I planned to grieve my father’s loss. I imagined it to be in the forest of Vinalhaven, a place I had yet to meet. I thought it out. I’d go lie on the mossy forest floor and watch for the eagle. They live in the evergreens of the Basin, an inlet off the island of Vinalhaven in Maine, and where Chuck and Cathal have purchased 30 acres to build summer cabins for the family.
When my father was younger he loved John Denver and we grew up on his music. When I met Chuck on a first date, he had a huge record collection, alphabetized. Ranging from Dylan, Van the Man, Rolling Stones, Hothouse flowers, to Christy Moore, Planxty, and In Tua Nua. “Impressive collection,” I said. “Name your favorite song, I bet I have it,” he said in that sure way of his. “John Denver, the Eagle and the Hawk,” I doubted he’d even know it. This was a song my father had taught me to love, merely by his playing it and me feeling like he was lost in the song's beauty. Chuck jumped up and the soaring notes of the song and the eagle's flight filled the room. https://www.youtube.com/watch?v=3n4BPPaaoKc
Well I thought, here’s a man who gets it, nature, hope for mankind, goals of being a better person, flying high. Did I decide to marry him, then? I may have.
Anyway, now the song will be forever my father’s song for me to remember him by. So, I planned on going to the forest floor and looking to the sky and watching out for the eagle and seeing him soar. I’m a sucker for signs. I asked my father for them before he died. Mad right?

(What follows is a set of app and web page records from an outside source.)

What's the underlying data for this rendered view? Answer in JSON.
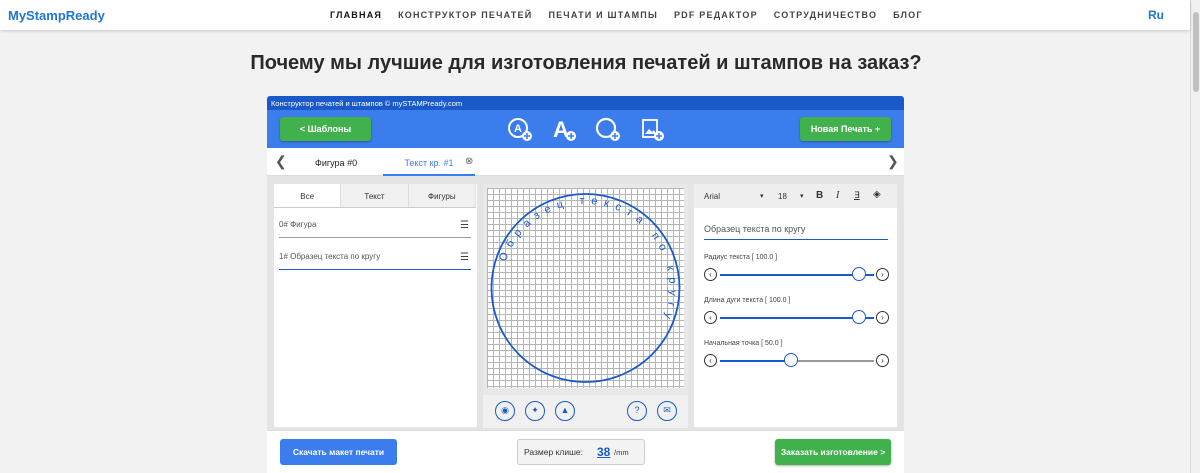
{
  "nav": {
    "brand": "MyStampReady",
    "menu": [
      "ГЛАВНАЯ",
      "КОНСТРУКТОР ПЕЧАТЕЙ",
      "ПЕЧАТИ И ШТАМПЫ",
      "PDF РЕДАКТОР",
      "СОТРУДНИЧЕСТВО",
      "БЛОГ"
    ],
    "active_index": 0,
    "lang": "Ru"
  },
  "headline": "Почему мы лучшие для изготовления печатей и штампов на заказ?",
  "app": {
    "title": "Конструктор печатей и штампов © mySTAMPready.com",
    "templates_button": "<  Шаблоны",
    "new_stamp_button": "Новая Печать +",
    "tools": [
      "add-text-circle-icon",
      "add-text-icon",
      "add-circle-icon",
      "add-image-icon"
    ],
    "tabs": [
      {
        "label": "Фигура #0"
      },
      {
        "label": "Текст кр. #1",
        "active": true
      }
    ],
    "left_panel": {
      "subtabs": [
        "Все",
        "Текст",
        "Фигуры"
      ],
      "layers": [
        "0#  Фигура",
        "1#  Образец текста по кругу"
      ]
    },
    "canvas": {
      "circle_text": "Образец текста по кругу"
    },
    "right_panel": {
      "font": "Arial",
      "size": "18",
      "bold": "B",
      "italic": "I",
      "text_value": "Образец текста по кругу",
      "sliders": [
        {
          "label": "Радиус текста [ 100.0 ]",
          "value": 100
        },
        {
          "label": "Длина дуги текста [ 100.0 ]",
          "value": 100
        },
        {
          "label": "Начальная точка [ 50.0 ]",
          "value": 50
        }
      ]
    },
    "bottom": {
      "download_button": "Скачать макет печати",
      "size_label": "Размер клише:",
      "size_value": "38",
      "size_unit": "/mm",
      "order_button": "Заказать изготовление >"
    }
  },
  "colors": {
    "accent": "#3b7ded",
    "green": "#41b14d",
    "dark_blue": "#1a5ac8"
  }
}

I found a silver feather on the road in Edgartown the day before the retreat, and I knew the retreat would be good for everyone on it, even though I was working through a tiredness I had never felt before, a complete draining of energy. But writing circles tend to give and give and give, so much goodness they held me up without a word or a fuss. Just by writing together, we can feed each other good energy, story building, narrative shaping, listening, we crack our hardness to soften.
I researched the 5 stages of grief. They are denial, anger, bargaining, depression and finally acceptance.
I skipped right to acceptance. I understand there is no good in anger. I could have been angry at the hospital for not taking him in to a ward faster, it was clear Dad was struggling, but they sent him home. When he went back in some days later, it was in an ambulance and he didn’t want the ‘fuss’ but we knew he was in trouble. He fought a brave battle to get back out. I felt a wave of guilt a few days after for not insisting he went in earlier, made him, called the ambulance and have him taken into the A&E but he was a no-fuss man. So we didn’t make a fuss.
So I can move on to acceptance that our dad is gone, so suddenly, (because we believed strongly he would be coming home,) I can accept it because we saw him take his final breath, He is gone but his spirit is with us, that’s why I’m watching for the signs and the eagle. But what I’ve learned about this raw grief is not how we handle it, but how it handles us. I planned my grief; some of you will be laughing now at the idea of planning, as it clearly has a mind of its own. It jumps out of memories hidden deep in our minds, a cup of soup he handed to me, I can see his hand, a laugh, a belly laugh, a song, a thought and he is here with us, and with the memory comes a sudden violent WHACK, this physical belt to the senses and the tears spring forward. It is of course, a huge sense of loss.
While planning my grieving event in the forest, I cleared all responsibilities and work and promises to others to just be with my father and our memories, but something happened along the way.
Chuck was driving from MV to Maine, all very exciting to show me this brand new island where they say Lobs-thah as two words and those Lobs-thahs fuel the whole island industry, he recounted detail after details of his recent inventory of trees to harvest or diggers to build with and land to conserve and a place to write for me, he spoke so happily about the trails to discover and hikes to explore.
When a Whatsapp pinged from my brother. It was a picture of my sister and I as very young children, my father in the center, all of about 26 years old, a picture I had never seen before. And then it happened, that massive thud of loss, for the young man, for the little girls, his love, for his life and our loss. BANG. Breathe. Breathe. Breathe. And the tears kept on coming. I am a constant well of them now. SO this is grieving, on its own terms. BANGING the fucking breath out of my body and letting me draw in one breath at a time to continue to live. Oh I see it now, this is what people call the grieving process.
One of my dear writers is a grief councilor and she wrote to me today. She said ‘grief is like being out to sea in a small skiff…sometimes there’s gentleness and sometimes the winds howl, knocking one all over the boat. If you can…try to just feel the emotions. Go with them trusting it’s a journey, an unpredictable one, connect with the love which surrounds you. Including and especially with the love your Dad left behind.’
I'll be writing in the raw going forward. Thanks so much for all your support over the last few days and weeks. Write on...